In Framing Attention, Lutz Koepnick explores different concepts of the window—in both a literal and a figurative sense—as manifested in various visual forms in German culture from the nineteenth century to the present. He offers a new interpretation of how evolving ways of seeing have characterized and defined modernity.
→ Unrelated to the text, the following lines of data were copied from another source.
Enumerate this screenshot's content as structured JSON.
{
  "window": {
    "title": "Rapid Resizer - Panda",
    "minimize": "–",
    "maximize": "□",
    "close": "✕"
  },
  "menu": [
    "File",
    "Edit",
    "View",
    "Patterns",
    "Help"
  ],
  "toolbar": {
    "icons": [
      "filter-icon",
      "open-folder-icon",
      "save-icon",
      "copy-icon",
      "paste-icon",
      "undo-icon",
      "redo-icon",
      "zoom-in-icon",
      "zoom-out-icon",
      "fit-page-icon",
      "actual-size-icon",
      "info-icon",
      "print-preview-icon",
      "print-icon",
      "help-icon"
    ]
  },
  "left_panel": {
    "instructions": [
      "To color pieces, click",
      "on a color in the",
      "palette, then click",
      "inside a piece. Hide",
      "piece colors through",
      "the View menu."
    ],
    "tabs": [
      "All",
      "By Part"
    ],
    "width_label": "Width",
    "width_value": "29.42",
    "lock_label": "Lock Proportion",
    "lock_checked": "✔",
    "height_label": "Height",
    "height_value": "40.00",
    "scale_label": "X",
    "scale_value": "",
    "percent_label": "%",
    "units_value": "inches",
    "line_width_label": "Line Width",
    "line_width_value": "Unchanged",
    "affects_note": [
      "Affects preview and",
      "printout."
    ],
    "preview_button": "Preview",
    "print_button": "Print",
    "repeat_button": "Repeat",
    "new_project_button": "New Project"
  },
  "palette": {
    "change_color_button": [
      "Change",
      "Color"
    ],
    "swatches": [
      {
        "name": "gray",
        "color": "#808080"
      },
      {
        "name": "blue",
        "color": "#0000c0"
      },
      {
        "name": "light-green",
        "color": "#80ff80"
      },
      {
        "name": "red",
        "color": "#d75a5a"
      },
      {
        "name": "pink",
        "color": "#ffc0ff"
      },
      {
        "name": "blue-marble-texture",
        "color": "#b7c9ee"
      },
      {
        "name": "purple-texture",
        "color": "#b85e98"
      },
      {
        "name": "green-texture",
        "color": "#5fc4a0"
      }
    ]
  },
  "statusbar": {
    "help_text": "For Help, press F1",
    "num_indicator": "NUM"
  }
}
Koepnick examines the role and representation of window frames in modern German culture—in painting, photography, architecture, and literature, on the stage and in public transportation systems, on the film screen and on television. He presents such frames as interfaces that negotiate competing visions of past and present, body and community, attentiveness and distraction. From Adolph Menzel's window paintings of the 1840s to Nam June Paik's experiments with television screens, from Richard Wagner's retooling of the proscenium stage to Adolf Hitler's use of a window as a means of political self-promotion, Framing Attention offers a theoretically incisive understanding of how windows shape and reframe the way we see the world around us and our place within it.